[Opening Input section]

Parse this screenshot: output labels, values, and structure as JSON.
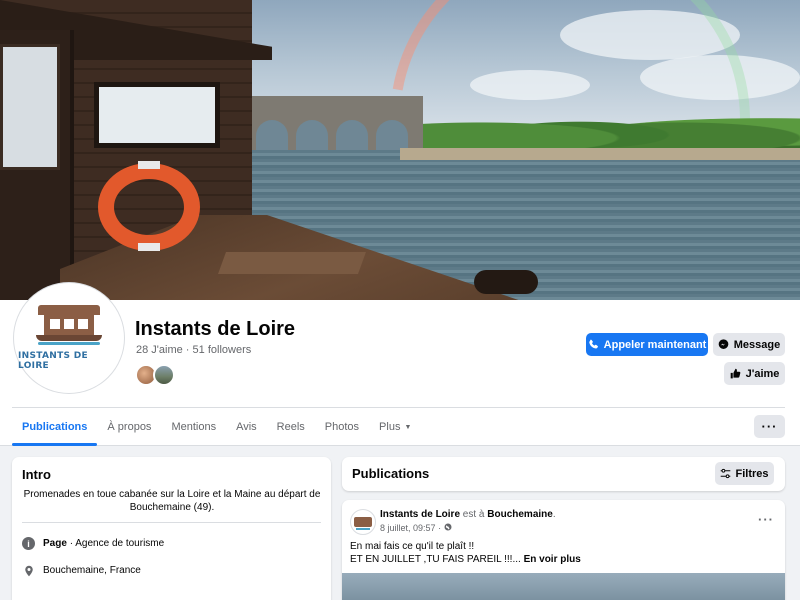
{
  "page": {
    "name": "Instants de Loire",
    "likes": "28 J'aime",
    "separator": "·",
    "followers": "51 followers",
    "logo_text": "INSTANTS DE LOIRE"
  },
  "actions": {
    "call": "Appeler maintenant",
    "message": "Message",
    "like": "J'aime"
  },
  "tabs": [
    {
      "label": "Publications",
      "active": true
    },
    {
      "label": "À propos"
    },
    {
      "label": "Mentions"
    },
    {
      "label": "Avis"
    },
    {
      "label": "Reels"
    },
    {
      "label": "Photos"
    },
    {
      "label": "Plus"
    }
  ],
  "intro": {
    "title": "Intro",
    "description": "Promenades en toue cabanée sur la Loire et la Maine au départ de Bouchemaine (49).",
    "category_label": "Page",
    "category_value": "· Agence de tourisme",
    "location": "Bouchemaine, France"
  },
  "publications": {
    "title": "Publications",
    "filters": "Filtres"
  },
  "post": {
    "author": "Instants de Loire",
    "at_text": "est à",
    "place": "Bouchemaine",
    "place_suffix": ".",
    "date": "8 juillet, 09:57",
    "dot": "·",
    "line1": "En mai fais ce qu'il te plaît !!",
    "line2": "ET EN JUILLET ,TU FAIS PAREIL !!!...",
    "see_more": "En voir plus"
  },
  "icons": {
    "call": "phone-icon",
    "message": "messenger-icon",
    "like": "thumbs-up-icon",
    "more": "more-dots-icon",
    "filters": "sliders-icon",
    "info": "info-icon",
    "location": "location-icon",
    "globe": "globe-icon",
    "caret": "caret-down-icon"
  },
  "colors": {
    "accent": "#1877f2",
    "background": "#f0f2f5",
    "secondary_button": "#e4e6eb"
  }
}
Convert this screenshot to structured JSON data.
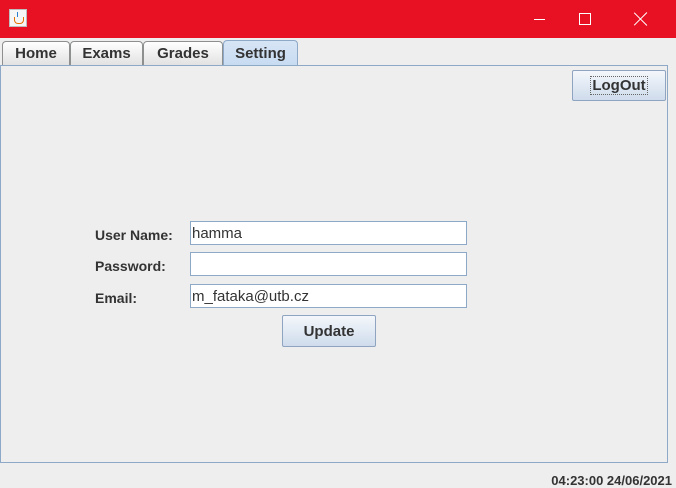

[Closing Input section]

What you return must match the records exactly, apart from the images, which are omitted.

Parse this screenshot: output labels, values, and structure as JSON.
{
  "page": {
    "name": "Instants de Loire",
    "likes": "28 J'aime",
    "separator": "·",
    "followers": "51 followers",
    "logo_text": "INSTANTS DE LOIRE"
  },
  "actions": {
    "call": "Appeler maintenant",
    "message": "Message",
    "like": "J'aime"
  },
  "tabs": [
    {
      "label": "Publications",
      "active": true
    },
    {
      "label": "À propos"
    },
    {
      "label": "Mentions"
    },
    {
      "label": "Avis"
    },
    {
      "label": "Reels"
    },
    {
      "label": "Photos"
    },
    {
      "label": "Plus"
    }
  ],
  "intro": {
    "title": "Intro",
    "description": "Promenades en toue cabanée sur la Loire et la Maine au départ de Bouchemaine (49).",
    "category_label": "Page",
    "category_value": "· Agence de tourisme",
    "location": "Bouchemaine, France"
  },
  "publications": {
    "title": "Publications",
    "filters": "Filtres"
  },
  "post": {
    "author": "Instants de Loire",
    "at_text": "est à",
    "place": "Bouchemaine",
    "place_suffix": ".",
    "date": "8 juillet, 09:57",
    "dot": "·",
    "line1": "En mai fais ce qu'il te plaît !!",
    "line2": "ET EN JUILLET ,TU FAIS PAREIL !!!...",
    "see_more": "En voir plus"
  },
  "icons": {
    "call": "phone-icon",
    "message": "messenger-icon",
    "like": "thumbs-up-icon",
    "more": "more-dots-icon",
    "filters": "sliders-icon",
    "info": "info-icon",
    "location": "location-icon",
    "globe": "globe-icon",
    "caret": "caret-down-icon"
  },
  "colors": {
    "accent": "#1877f2",
    "background": "#f0f2f5",
    "secondary_button": "#e4e6eb"
  }
}
Convert this screenshot to structured JSON data.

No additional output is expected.